PDA

View Full Version : Oxygen Packs and Bleed Air


stevehudd
27th Aug 2007, 16:18
Some time ago they had smoking on planes. I was once told that airlines used oxygen packs to supply the cabin with air. I have 2 questions:

Is it possible to use oxygen packs?

How many 747's would you say have the air toxin problem?

Piper19
27th Aug 2007, 16:58
Not very sure what you're trying to say. Anyway, pax aircraft use airco packs which use air from the bleed air system, which comes basically from outside the cabin. oxygen is only used in emergency.

Doodlebug
27th Aug 2007, 16:59
Steve,

Perhaps you're on about air conditioning units, commonly referred to as 'packs'? They don't supply oxygen, though. They are used to decrease the temperature and moisture content of the bleed air from the engines/APU/external air cart, before this air reaches the cabin. Smoking near an oxygen source is not usually a good idea. :ooh:

Hope this helps. :)

Bug

Doodlebug
27th Aug 2007, 17:02
Oops - you type faster'n me, Piper! :p

exeng
27th Aug 2007, 17:18
All Boeings and Airbuses currently in service use bleed air supplied from the engine compressors which is fed to air conditioning packs. The outlet from the A/C packs then supplies the cabin with conditioned air which is used to pressurise the aircraft cabin and maintain a comfortable temperature.

The A/C packs consist of heat exchangers and compressor/ turbine assemblies (operating on a 'boot-strap' cycle) which are used to cool the engine bleed air. Additional hot trim air fed directly from the engine compressors is fed to aircraft cabin zones that require additional heat compared to the heat requirement of the 'coolest' cabin zone which actually controls the outlet temperature of the A/C packs.

Some older designs such as the VC10 used freon packs coupled with Godfrey blowers (compressors) to condition the air to the cabin.

I believe aircraft such as the B.787 are designed to use electrically powered A/C systems as this is considered more efficient than the use of bleed air, but I stand to be corrected.

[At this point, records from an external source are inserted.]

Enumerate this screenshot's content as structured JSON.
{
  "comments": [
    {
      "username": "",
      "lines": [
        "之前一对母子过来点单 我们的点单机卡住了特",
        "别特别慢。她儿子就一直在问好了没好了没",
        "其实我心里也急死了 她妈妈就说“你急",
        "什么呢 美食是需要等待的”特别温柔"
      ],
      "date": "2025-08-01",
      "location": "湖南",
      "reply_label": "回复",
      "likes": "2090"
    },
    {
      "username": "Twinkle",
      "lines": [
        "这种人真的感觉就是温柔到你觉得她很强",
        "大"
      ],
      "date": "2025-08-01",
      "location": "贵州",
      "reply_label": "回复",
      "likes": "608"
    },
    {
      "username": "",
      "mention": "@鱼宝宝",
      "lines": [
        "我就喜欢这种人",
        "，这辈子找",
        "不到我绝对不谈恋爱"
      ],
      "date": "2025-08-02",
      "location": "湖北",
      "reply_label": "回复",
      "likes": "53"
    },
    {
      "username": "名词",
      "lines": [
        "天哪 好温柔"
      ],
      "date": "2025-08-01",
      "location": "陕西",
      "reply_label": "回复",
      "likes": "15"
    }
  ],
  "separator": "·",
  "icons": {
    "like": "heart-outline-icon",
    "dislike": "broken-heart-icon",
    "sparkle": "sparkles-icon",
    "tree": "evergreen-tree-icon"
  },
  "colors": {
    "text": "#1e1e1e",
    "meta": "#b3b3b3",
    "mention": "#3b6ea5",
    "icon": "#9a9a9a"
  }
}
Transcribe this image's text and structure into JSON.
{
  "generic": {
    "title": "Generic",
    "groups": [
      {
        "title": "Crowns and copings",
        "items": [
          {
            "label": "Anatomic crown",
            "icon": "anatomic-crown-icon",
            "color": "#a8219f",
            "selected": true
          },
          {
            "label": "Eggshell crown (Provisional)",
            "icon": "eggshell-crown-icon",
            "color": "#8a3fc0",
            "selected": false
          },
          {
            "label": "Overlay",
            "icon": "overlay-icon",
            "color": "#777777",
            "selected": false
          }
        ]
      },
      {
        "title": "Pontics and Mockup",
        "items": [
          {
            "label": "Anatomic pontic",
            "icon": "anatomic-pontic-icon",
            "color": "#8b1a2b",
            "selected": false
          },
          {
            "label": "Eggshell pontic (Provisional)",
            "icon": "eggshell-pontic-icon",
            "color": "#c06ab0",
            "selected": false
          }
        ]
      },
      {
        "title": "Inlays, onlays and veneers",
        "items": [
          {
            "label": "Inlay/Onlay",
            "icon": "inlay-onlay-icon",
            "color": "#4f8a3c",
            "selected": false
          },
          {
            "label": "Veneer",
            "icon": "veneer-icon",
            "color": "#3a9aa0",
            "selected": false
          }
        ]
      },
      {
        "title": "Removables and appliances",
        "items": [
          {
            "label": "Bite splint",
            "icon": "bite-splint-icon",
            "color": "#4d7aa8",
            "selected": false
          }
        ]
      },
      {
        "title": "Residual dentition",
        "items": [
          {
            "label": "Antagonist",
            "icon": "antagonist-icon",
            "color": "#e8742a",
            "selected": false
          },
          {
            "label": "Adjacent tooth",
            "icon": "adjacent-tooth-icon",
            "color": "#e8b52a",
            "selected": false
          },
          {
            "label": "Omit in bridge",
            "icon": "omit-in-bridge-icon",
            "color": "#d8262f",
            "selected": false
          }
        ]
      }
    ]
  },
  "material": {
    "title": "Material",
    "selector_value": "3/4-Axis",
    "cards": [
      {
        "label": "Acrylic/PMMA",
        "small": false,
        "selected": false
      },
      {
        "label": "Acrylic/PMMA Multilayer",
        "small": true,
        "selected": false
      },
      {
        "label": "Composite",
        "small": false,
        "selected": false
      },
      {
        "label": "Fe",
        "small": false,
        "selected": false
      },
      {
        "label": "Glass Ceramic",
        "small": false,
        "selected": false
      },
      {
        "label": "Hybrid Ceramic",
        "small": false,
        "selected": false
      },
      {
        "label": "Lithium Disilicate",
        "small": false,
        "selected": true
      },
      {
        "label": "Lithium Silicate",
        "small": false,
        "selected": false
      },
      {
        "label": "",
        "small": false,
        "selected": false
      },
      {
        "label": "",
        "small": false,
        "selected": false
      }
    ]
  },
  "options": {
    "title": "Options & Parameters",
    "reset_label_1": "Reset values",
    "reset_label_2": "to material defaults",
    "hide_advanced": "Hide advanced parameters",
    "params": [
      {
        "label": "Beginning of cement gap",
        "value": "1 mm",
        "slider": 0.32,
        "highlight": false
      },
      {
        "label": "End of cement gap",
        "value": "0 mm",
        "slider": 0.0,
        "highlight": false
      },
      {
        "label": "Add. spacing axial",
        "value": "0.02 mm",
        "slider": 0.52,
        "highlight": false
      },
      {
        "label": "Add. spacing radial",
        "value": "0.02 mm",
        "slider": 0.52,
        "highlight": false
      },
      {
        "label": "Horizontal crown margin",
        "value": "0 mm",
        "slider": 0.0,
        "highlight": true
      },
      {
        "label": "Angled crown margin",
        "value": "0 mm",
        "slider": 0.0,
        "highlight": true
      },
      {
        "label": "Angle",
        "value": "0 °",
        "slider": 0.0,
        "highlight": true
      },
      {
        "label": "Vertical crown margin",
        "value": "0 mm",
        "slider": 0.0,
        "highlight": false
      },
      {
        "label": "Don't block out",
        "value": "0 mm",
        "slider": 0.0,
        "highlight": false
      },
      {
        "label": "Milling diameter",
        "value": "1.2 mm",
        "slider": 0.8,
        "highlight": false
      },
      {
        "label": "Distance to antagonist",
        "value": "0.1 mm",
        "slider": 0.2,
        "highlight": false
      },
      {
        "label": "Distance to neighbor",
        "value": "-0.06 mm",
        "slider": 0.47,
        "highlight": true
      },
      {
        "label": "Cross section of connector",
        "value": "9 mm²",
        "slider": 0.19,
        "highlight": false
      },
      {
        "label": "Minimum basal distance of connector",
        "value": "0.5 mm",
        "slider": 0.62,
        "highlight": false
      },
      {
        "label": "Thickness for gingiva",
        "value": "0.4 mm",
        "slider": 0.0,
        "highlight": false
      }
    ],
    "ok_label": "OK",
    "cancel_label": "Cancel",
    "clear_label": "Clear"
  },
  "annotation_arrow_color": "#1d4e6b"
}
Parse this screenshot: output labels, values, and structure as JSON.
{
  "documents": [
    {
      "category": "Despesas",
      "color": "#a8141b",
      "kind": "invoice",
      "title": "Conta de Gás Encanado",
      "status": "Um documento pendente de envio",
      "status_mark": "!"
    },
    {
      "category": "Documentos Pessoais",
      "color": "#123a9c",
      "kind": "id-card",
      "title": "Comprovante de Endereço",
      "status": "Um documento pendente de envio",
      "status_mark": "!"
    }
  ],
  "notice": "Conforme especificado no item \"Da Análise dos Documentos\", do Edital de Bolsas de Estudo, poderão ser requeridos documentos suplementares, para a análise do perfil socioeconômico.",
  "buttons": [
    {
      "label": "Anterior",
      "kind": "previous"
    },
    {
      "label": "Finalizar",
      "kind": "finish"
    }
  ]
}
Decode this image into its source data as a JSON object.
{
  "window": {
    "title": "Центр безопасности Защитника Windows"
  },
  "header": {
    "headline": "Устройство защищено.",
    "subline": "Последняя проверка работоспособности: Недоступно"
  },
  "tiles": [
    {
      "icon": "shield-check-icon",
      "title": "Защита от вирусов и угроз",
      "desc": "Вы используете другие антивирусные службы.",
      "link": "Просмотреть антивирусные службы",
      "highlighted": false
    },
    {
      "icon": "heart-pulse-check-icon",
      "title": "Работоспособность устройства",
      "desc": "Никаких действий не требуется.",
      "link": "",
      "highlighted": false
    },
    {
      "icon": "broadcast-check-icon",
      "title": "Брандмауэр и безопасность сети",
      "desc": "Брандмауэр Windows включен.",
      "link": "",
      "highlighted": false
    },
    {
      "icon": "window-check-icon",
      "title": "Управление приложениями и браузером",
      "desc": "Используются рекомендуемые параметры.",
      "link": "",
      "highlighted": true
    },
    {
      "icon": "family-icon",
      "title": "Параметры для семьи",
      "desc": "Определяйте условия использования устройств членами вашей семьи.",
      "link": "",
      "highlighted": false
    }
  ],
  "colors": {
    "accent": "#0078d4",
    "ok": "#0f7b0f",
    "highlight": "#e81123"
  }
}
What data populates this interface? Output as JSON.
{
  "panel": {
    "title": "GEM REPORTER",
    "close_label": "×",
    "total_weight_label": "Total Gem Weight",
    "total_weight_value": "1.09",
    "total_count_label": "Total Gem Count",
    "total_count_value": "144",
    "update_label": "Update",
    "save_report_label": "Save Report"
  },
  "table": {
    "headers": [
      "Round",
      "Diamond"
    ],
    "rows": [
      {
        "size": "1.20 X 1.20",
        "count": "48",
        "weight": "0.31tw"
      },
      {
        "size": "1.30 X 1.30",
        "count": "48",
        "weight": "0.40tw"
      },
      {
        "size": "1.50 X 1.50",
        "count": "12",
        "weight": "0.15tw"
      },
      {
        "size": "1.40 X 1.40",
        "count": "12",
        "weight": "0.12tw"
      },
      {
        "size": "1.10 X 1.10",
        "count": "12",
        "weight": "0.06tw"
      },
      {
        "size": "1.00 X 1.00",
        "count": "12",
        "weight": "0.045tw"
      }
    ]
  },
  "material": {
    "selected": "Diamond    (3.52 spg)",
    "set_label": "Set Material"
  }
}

Oxygen is only supplied directly to the pax in the event of a cabin depressurisation. Modern designs tend to use oxygen which is generated chemically by oxygen generators directly above the pax. Older designs used compressed oxygen typically stored at high pressure in cylinders located in the area of the freight holds (very careful handling of anything to do with compressed oxygen is required, which is probably why a move to oxygen generators was then used). Oxygen is mandatory for pax above 14000 ft cabin altitudes and is normally automatically deployed. In addition portable oxygen bottles are stored in various locations around the aircraft cabin.

Oxygen for Flight Crew use is still supplied by compressed oxygen stored in cylinders.

How many 747's would you say have the air toxin problem?

Not quite sure what you are referring to here I'm afraid. I can tell you that in addition to air directly supplied to the aircraft cabin a portion of the air is recirculated for efficiency. There has been a lot of hype in the media over the last decade suggesting that this practice is dangerous, but it seems to have gone quiet on that front lately as the media have had equally daft ideas that have popped into their heads to be written about. (i.e DVT on aircraft, airline contribution to global warming - I could go on and on)

Hope this is of help.


Regards
Exeng

stevehudd
27th Aug 2007, 18:11
Thanks Doodlebug,piper and eng, I want to be an airline pilot but that aerotoxins is putting me off at the moment but i will continue training up to cpl if poss. :)